*Work request*. The answer is every record that follows, printed exactly.

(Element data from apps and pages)
--

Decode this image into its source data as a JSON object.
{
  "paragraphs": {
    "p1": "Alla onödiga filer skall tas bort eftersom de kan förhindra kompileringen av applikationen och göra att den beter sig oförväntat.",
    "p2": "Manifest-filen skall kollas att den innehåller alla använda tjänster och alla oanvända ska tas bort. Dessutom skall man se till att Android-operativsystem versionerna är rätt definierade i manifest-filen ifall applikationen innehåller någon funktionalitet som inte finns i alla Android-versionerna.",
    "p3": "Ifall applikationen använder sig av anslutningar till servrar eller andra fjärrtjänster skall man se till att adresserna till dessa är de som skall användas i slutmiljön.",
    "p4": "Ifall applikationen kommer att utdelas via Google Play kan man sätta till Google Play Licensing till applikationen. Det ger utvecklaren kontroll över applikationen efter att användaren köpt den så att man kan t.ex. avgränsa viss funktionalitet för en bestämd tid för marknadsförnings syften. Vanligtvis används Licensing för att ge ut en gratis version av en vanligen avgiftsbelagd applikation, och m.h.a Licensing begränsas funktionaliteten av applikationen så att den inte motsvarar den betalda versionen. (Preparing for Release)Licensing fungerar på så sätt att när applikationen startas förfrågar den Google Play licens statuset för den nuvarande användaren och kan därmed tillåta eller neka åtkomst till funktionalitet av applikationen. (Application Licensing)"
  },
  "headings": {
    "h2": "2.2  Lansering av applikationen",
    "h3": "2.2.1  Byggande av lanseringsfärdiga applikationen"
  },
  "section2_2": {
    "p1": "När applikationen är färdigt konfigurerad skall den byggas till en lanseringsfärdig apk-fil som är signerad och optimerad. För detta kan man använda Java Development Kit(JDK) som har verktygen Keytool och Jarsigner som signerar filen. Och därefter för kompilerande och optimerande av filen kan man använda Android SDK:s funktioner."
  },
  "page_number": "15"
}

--

*Task result*.
Decode this image into its source data as a JSON object.
{
  "paragraphs": {
    "p1": "Alla onödiga filer skall tas bort eftersom de kan förhindra kompileringen av applikationen och göra att den beter sig oförväntat.",
    "p2": "Manifest-filen skall kollas att den innehåller alla använda tjänster och alla oanvända ska tas bort. Dessutom skall man se till att Android-operativsystem versionerna är rätt definierade i manifest-filen ifall applikationen innehåller någon funktionalitet som inte finns i alla Android-versionerna.",
    "p3": "Ifall applikationen använder sig av anslutningar till servrar eller andra fjärrtjänster skall man se till att adresserna till dessa är de som skall användas i slutmiljön.",
    "p4": "Ifall applikationen kommer att utdelas via Google Play kan man sätta till Google Play Licensing till applikationen. Det ger utvecklaren kontroll över applikationen efter att användaren köpt den så att man kan t.ex. avgränsa viss funktionalitet för en bestämd tid för marknadsförnings syften. Vanligtvis används Licensing för att ge ut en gratis version av en vanligen avgiftsbelagd applikation, och m.h.a Licensing begränsas funktionaliteten av applikationen så att den inte motsvarar den betalda versionen. (Preparing for Release)Licensing fungerar på så sätt att när applikationen startas förfrågar den Google Play licens statuset för den nuvarande användaren och kan därmed tillåta eller neka åtkomst till funktionalitet av applikationen. (Application Licensing)"
  },
  "headings": {
    "h2": "2.2  Lansering av applikationen",
    "h3": "2.2.1  Byggande av lanseringsfärdiga applikationen"
  },
  "section2_2": {
    "p1": "När applikationen är färdigt konfigurerad skall den byggas till en lanseringsfärdig apk-fil som är signerad och optimerad. För detta kan man använda Java Development Kit(JDK) som har verktygen Keytool och Jarsigner som signerar filen. Och därefter för kompilerande och optimerande av filen kan man använda Android SDK:s funktioner."
  },
  "page_number": "15"
}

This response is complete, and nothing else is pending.